Keep each line of the material that includes "Extrusion", and leave out the rest.

=== Begin Enclosure ===

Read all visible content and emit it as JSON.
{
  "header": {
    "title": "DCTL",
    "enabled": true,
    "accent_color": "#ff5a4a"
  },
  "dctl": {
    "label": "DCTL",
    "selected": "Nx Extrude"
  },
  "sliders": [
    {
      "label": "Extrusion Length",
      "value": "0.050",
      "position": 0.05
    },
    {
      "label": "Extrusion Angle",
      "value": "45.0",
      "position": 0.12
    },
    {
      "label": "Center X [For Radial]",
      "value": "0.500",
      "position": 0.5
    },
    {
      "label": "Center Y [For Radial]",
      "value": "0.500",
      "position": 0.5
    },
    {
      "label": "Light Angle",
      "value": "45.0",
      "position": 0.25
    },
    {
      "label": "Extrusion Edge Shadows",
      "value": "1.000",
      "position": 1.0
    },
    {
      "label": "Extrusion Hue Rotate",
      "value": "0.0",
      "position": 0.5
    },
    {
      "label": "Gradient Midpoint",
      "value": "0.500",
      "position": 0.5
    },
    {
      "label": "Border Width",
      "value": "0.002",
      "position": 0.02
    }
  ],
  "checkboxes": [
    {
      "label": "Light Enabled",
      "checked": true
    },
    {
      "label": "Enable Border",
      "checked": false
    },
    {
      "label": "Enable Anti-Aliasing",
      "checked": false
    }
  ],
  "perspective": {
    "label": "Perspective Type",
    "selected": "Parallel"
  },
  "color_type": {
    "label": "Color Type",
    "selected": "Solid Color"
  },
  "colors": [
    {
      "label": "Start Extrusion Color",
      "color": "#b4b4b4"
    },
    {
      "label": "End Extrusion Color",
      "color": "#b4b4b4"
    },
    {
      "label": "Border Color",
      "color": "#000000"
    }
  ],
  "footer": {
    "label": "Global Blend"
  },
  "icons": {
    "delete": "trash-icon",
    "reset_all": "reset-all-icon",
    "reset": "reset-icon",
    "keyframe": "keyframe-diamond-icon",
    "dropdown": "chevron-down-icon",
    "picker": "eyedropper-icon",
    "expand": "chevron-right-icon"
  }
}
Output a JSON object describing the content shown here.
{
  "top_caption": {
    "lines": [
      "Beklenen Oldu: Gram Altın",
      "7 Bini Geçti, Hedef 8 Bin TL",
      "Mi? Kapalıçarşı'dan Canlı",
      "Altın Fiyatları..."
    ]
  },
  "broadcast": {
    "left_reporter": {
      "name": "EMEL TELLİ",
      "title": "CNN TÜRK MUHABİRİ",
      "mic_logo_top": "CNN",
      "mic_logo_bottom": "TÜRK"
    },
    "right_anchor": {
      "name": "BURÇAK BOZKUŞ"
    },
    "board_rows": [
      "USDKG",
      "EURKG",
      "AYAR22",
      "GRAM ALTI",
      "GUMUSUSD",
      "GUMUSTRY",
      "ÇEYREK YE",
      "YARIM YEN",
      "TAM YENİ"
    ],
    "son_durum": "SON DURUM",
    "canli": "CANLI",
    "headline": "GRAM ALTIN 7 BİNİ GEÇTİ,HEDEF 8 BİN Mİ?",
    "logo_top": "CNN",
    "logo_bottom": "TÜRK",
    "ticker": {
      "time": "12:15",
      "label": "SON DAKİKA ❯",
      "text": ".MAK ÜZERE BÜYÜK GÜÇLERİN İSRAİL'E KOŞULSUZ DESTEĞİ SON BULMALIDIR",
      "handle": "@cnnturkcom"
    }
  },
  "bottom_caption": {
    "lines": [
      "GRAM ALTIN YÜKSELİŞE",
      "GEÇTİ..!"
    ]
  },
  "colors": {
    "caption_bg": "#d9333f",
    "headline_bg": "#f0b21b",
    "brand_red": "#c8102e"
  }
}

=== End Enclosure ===

* _Expected answer_:
      "label": "Extrusion Length",
      "label": "Extrusion Angle",
      "label": "Extrusion Edge Shadows",
      "label": "Extrusion Hue Rotate",
      "label": "Start Extrusion Color",
      "label": "End Extrusion Color",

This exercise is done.